And here's the thing: when I started listening to Converge around the turn of the 2010s, I was still a relative noob in the Metalcore genre, and Mathcore specifically. I was listening to Trivium, Killswitch Engage, Protest the Hero (even though they are more Progressive Metal) and the like. I was still learning about the genre and how the best artists within this subgenre were able to craft these tunes with fluidity and beauty. Now Converge failed to deliver, at least in my opinion, through their first few albums, culminating with Jane Doe, an album revered by almost all who hear it.
So if I may be the lone voice yelling contrary into the void, so be it. Converge's All We Love We Leave Behind is significantly better listening experience than You Fail Me and Jane Doe, and is, in my opinion, Converge's best record.
For starters, the song structures found within this record are delivered with elegance. This album has a lot of tracks that are short (less than two minutes) and provide the listener with a hectic experience, but not one that feels overwhelming or overly brash. And not only that, but songs have legitimate forms and dynamic peaks and valleys. Now these occur primarily on the longer songs, such as the two most popular songs on the record "Sadness Comes Home" and the title track, but they also make their presence felt on "Coral Blue" and "Glacial Pace".
The riffing on this record sounds more pronounced and full than on any previous Converge album. Some of my personal favoutie cuts are the main verse (fast) riff on "Sadness Comes Home", and the punishing outro of "Glacial Pace". "Coral Blue" and "Veins and Veils" also have some tight grooves as well. And these ideas are developed as well, a technique seldom used in math rock/mathcore today. Sure "Sadness Comes Home" has a very quick turnaround from its intro riff into the verses, however that main riff returns as an outro. And even if it is one of the albums easiest songs to digest, it does set the table for what else is to come.
The production on this record deserves special credit. I have always been a stickler for this kind of stuff, but just because an album is supposed to be loud, aggressive, and atonal, it does not give the producers an excuse to make the songs sound like liquid ass. Bands such as Daughters have proven this in recent years and Converge helped set that band up for their success.

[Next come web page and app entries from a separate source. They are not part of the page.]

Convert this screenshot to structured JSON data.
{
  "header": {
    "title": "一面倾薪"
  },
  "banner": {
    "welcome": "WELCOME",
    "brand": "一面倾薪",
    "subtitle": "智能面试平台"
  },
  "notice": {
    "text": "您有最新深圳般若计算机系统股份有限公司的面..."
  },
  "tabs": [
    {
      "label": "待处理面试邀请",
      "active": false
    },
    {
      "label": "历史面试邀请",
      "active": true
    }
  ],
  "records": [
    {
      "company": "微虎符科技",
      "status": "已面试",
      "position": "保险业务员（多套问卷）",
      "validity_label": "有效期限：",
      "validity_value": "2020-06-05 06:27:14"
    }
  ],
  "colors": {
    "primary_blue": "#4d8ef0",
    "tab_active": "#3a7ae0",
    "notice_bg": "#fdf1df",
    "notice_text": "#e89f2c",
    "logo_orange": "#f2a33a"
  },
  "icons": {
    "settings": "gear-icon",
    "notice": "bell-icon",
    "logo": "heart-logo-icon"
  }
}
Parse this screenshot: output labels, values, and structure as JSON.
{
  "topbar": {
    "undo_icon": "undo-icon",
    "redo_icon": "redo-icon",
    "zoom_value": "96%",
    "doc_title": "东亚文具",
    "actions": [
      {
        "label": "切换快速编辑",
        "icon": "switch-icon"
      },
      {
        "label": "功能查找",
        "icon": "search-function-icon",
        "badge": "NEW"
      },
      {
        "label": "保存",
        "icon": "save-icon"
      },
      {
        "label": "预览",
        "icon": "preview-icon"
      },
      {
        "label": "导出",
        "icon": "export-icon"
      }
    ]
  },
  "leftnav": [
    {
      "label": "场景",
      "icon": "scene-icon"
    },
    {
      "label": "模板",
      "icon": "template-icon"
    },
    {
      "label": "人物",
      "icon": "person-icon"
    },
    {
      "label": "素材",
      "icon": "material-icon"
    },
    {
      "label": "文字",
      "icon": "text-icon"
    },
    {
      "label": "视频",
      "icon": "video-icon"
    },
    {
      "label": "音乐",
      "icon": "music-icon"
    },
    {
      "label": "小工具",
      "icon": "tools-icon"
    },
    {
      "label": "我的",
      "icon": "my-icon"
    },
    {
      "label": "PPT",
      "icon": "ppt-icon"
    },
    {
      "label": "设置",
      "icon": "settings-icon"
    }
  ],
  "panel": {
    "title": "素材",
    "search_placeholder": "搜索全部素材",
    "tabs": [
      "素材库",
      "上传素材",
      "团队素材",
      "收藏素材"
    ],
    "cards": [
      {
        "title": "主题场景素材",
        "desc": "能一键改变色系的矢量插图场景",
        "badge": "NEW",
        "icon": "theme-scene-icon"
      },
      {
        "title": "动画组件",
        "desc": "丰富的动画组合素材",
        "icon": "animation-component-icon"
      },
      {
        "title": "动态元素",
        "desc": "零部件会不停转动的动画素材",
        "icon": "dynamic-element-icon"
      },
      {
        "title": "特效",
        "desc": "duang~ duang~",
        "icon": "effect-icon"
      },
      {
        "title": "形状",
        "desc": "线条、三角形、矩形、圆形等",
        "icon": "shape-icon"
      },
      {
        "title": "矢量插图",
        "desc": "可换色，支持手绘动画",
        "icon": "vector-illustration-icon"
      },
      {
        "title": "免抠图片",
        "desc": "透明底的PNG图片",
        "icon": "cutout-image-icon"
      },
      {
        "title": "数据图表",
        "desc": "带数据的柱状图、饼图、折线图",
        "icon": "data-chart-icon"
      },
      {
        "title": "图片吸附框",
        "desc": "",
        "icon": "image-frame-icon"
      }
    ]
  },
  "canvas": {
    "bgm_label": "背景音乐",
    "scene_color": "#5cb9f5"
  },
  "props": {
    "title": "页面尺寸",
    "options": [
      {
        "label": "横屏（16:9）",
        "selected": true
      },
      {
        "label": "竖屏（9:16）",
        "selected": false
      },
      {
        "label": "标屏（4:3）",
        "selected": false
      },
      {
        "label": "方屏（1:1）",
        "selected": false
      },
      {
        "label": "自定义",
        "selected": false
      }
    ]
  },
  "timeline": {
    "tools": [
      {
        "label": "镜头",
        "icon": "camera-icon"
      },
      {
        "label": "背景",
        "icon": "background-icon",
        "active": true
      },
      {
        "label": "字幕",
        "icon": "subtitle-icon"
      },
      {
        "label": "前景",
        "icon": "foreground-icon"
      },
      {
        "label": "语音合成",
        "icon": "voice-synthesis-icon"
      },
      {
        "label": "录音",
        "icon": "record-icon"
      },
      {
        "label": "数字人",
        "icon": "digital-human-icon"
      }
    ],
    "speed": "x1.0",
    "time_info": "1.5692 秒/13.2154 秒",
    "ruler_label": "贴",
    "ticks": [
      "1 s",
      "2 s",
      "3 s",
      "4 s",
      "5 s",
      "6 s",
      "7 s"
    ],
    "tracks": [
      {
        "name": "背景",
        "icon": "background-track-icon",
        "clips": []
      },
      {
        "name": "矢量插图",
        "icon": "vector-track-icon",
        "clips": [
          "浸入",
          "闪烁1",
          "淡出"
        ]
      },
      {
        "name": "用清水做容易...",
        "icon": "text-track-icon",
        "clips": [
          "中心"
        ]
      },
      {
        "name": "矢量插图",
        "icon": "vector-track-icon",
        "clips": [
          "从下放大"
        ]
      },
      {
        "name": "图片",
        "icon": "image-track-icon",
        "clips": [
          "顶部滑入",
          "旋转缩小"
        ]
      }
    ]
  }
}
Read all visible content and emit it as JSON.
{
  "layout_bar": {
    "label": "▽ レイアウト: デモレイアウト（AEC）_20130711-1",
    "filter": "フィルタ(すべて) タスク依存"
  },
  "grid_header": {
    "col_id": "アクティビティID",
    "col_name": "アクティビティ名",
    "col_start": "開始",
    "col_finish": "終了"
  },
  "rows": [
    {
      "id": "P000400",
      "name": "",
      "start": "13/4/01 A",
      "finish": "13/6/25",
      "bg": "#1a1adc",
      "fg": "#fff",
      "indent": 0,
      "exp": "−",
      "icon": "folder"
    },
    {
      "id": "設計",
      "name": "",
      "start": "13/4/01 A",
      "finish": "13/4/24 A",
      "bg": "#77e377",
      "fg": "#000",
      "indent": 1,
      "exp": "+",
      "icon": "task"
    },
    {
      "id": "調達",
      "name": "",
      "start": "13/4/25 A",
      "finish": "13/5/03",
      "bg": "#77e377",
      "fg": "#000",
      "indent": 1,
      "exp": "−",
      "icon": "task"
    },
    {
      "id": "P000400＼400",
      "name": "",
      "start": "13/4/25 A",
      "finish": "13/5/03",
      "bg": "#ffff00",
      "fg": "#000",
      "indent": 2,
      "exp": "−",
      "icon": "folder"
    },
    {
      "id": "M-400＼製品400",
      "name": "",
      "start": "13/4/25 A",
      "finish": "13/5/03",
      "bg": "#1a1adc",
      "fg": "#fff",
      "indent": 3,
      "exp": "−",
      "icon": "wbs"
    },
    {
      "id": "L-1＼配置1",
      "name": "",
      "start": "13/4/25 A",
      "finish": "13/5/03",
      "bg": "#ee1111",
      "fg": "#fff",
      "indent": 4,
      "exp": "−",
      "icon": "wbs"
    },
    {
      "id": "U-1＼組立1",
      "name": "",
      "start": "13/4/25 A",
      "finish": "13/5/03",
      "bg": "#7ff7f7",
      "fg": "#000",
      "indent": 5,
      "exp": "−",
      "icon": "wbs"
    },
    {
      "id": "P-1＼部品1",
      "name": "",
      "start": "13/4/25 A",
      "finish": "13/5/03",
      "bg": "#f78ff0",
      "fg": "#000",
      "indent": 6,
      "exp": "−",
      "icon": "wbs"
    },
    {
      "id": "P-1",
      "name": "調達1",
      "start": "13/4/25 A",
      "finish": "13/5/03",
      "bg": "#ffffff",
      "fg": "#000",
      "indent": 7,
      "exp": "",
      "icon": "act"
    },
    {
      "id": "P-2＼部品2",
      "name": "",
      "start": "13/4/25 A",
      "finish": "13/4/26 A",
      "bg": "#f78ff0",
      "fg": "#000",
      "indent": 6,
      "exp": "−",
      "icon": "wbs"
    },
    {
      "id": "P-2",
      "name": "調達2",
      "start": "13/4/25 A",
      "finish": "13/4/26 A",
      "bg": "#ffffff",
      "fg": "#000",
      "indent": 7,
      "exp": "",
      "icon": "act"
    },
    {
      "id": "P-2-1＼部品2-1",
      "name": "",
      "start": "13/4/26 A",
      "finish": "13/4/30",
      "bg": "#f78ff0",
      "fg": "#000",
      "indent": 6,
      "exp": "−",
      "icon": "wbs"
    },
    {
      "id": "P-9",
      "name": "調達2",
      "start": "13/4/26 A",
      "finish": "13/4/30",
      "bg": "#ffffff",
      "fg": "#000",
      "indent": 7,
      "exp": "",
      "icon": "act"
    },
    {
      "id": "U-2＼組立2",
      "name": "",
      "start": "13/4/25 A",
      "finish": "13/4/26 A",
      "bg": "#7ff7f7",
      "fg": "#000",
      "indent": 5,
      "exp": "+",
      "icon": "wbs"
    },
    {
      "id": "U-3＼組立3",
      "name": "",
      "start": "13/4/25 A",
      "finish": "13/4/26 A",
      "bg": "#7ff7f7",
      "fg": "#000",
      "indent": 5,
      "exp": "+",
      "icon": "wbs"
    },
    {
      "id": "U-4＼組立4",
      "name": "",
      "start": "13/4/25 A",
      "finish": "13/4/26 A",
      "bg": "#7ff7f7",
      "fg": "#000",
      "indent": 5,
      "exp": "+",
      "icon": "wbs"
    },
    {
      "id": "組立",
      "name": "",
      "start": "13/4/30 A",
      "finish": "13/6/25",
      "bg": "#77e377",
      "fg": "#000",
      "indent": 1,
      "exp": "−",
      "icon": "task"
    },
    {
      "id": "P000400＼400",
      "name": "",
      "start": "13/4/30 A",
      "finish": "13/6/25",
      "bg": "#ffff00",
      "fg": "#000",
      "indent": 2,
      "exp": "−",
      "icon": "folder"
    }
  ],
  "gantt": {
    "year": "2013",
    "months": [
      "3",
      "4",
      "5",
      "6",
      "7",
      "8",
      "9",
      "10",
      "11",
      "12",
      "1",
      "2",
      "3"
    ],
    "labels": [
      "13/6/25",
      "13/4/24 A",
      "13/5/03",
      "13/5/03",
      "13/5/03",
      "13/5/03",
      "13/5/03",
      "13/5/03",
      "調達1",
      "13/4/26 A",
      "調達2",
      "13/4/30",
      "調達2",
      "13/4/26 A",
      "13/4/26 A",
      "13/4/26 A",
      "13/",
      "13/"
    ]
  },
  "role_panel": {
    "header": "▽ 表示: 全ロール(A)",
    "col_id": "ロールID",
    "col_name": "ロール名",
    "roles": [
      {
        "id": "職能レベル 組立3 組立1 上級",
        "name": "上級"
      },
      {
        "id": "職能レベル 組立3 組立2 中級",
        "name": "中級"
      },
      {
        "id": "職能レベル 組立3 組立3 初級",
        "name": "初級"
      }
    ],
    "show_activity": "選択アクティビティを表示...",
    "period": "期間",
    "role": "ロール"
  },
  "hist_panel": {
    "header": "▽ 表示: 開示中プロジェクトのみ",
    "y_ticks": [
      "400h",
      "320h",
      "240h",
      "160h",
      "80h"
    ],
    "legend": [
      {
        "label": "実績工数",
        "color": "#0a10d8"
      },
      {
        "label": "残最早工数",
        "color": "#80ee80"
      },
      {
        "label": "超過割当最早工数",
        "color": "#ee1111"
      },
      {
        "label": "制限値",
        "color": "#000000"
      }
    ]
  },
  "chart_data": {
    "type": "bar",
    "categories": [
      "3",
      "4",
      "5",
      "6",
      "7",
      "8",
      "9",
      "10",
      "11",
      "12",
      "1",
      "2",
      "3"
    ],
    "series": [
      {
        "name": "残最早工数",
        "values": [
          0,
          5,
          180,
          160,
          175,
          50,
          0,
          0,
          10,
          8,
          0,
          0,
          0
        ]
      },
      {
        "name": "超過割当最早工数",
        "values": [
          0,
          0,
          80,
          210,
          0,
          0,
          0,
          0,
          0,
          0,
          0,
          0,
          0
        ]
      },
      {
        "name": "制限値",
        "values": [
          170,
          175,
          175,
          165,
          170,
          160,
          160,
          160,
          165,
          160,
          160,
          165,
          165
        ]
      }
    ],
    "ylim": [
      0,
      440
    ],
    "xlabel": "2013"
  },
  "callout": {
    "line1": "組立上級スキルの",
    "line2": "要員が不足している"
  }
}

The guitars are powerful, but not overpowering to make the bass sound like an afterthought. There are a few moments scattered throughout the album in which a rhythm guitar is surprisingly absent, leaving just a lead guitar and bass to push forward. And when those rhythm guitars do return, they hit with a greater impact knowing that their is that fundament bass line to flush out the mix. The percussion work on this album is very great. Since the album does alternate between hectic, hardcore tunes, and slower, melodic post-metal/sludge(?) ideas, Ben Koller fluidity between the contrasting styles is effective and shows enough restraint, not just in the performance, but also in the mix, not being pushed into the front ahead of the lead guitars, or Jacob Bannon. To be completely honest, the vocal performance is probably has the albums weakest moments. The quality and precision in Jacob's voice is dramatically improved from previous records, but it can feel pushed back in the overall mix a fair number of times.
When the band followed this record in 2017 with The Dusk In Us, a few people were surprised by the slower, more atmospheric change in sound and direction. But if you look at this album and my favourite song "Coral Blue", you would have already seen that change coming. Overall, All We Love We Leave Behind is a banger of a metalcore record from top to bottom. It redefines the frantic sound that Converge were known for at the time, while also laying the groundwork for where this group could go next. I never understood the mass critical acclaim for Converge...until I listened to this. Great stuff, but you probably knew that already.